Skype Aims to Wend Its Way Into Gadgetry With New SDK
Jun 24, 2010 9:08 AM PT
The top dog in Internet telephony is set to expand its reach with the release of new development software. SkypeKit is aimed at allowing software writers to integrate the Net phone service into a variety of consumer electronics devices and computer software programs.
"For nearly seven years, Skype has revolutionized communications through software that offers not only free voice and video calling, but also low-cost calls to phone numbers anywhere in the world," Skype's General Manager for Platform Business Jonathan Christensen wrote in the company's Developer Zone blog.
"Now," he continued, "we are taking Skype into new directions by empowering consumer electronic and desktop software innovators to embed Skype into their products through the availability of our new software development kit (SDK) called 'SkypeKit.'"
While Skype has had an open source application interface available to developers for some time, he explained, that API needed Skype's desktop software to function.
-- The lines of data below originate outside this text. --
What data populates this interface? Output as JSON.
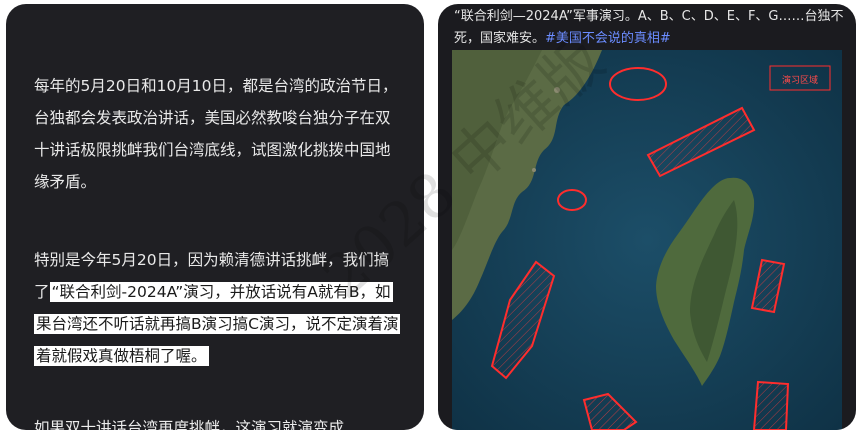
{
  "left": {
    "para1": "每年的5月20日和10月10日，都是台湾的政治节日，台独都会发表政治讲话，美国必然教唆台独分子在双十讲话极限挑衅我们台湾底线，试图激化挑拨中国地缘矛盾。",
    "para2_plain": "特别是今年5月20日，因为赖清德讲话挑衅，我们搞了",
    "para2_highlight": "“联合利剑-2024A”演习，并放话说有A就有B，如果台湾还不听话就再搞B演习搞C演习，说不定演着演着就假戏真做梧桐了喔。",
    "para3_partial": "如果双十讲话台湾再度挑衅，这演习就演变成……"
  },
  "right": {
    "caption_text": "“联合利剑—2024A”军事演习。A、B、C、D、E、F、G……台独不死，国家难安。",
    "caption_hashtag": "#美国不会说的真相#",
    "map_legend": "演习区域"
  },
  "watermark": "2028 中维版"
}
For years now, he continued, developers have been looking for a solution that works without the desktop app.
"Think of SkypeKit as a 'headless' version of Skype -- that is, a Skype client with no user interface that runs invisibly, not only on PCs, but also TVs, notebooks, and other connected devices," he elaborated. "Developers communicate with SkypeKit through the SkypeKit API, surfacing Skype calls through their own applications."
Plug In the Good Stuff
According to Phil Wolff, managing editor of the Skype Journal, based in Oakland, Calif., the ability to embed Skype functionality into devices and software has been high on the wish lists of developers for years.
"This lets developers who want to put communication into gadgets or who want to put it into their software to take all the good stuff that's inside of Skype and just plug it in," he told TechNewsWorld.
Skype, he said, is already available in a number of ways -- Windows, Mac OS X and Linux computers, mobile phones, desktop phones and TV sets. "All that happened either inside of Skype or with a handful of partners close to Skype," he noted.
"This is the first step toward opening that up," he continued, "so if you have an idea for something, you don't need to partner closely with Skype."
"What Skype gets out of this is more people using Skype," he added. "Developers get to bring the subject matter they know about into the design of how people interact with Skype."
Smart Business Move
Introduction of SkypeKit is an important business move by Skype, according to Irene Berlinsky, a senior research analyst for IDC in Framingham, Mass. "They're doing something necessary for their business to grow," she told TechNewsWorld.
"They're very successful in terms of their worldwide PC-installed base," she continued. "That can only grow so much because people aren't going to be always calling from their PC and don't always want to be next to a broadband connection when they make a call."
She maintained that Skype wants to be ubiquitous in the IP telephony space. "They're trying to get themselves used as widely as possible," she observed.
"As consumer communications becomes increasingly fragmented -- as people use their landlines, their computer connection, their mobile phone, their mobile phone over WiFi and now the explosion of the tablet space with the iPad -- I think Skype just wants to be on every platform that is IP or network enabled," she said.
"It's a very smart move for them to open this up," she added. "It can only really help them. It can only increase their user base and increase the platforms that users can access Skype from."
Challenged by Google?
At the same time SkypeKit was released, Google announced the general availability of its Voice application to its U.S. users, a move that could be seen as a challenge to Skype.
"Any market that Google is in is one it should be taken seriously," Berlinsky remarked.
"Google Voice has features that make it a very attractive service," she said. "What Skype has, though, is a larger global user base, and people still think of Skype when they think of making free or cheap online calls, especially internationally."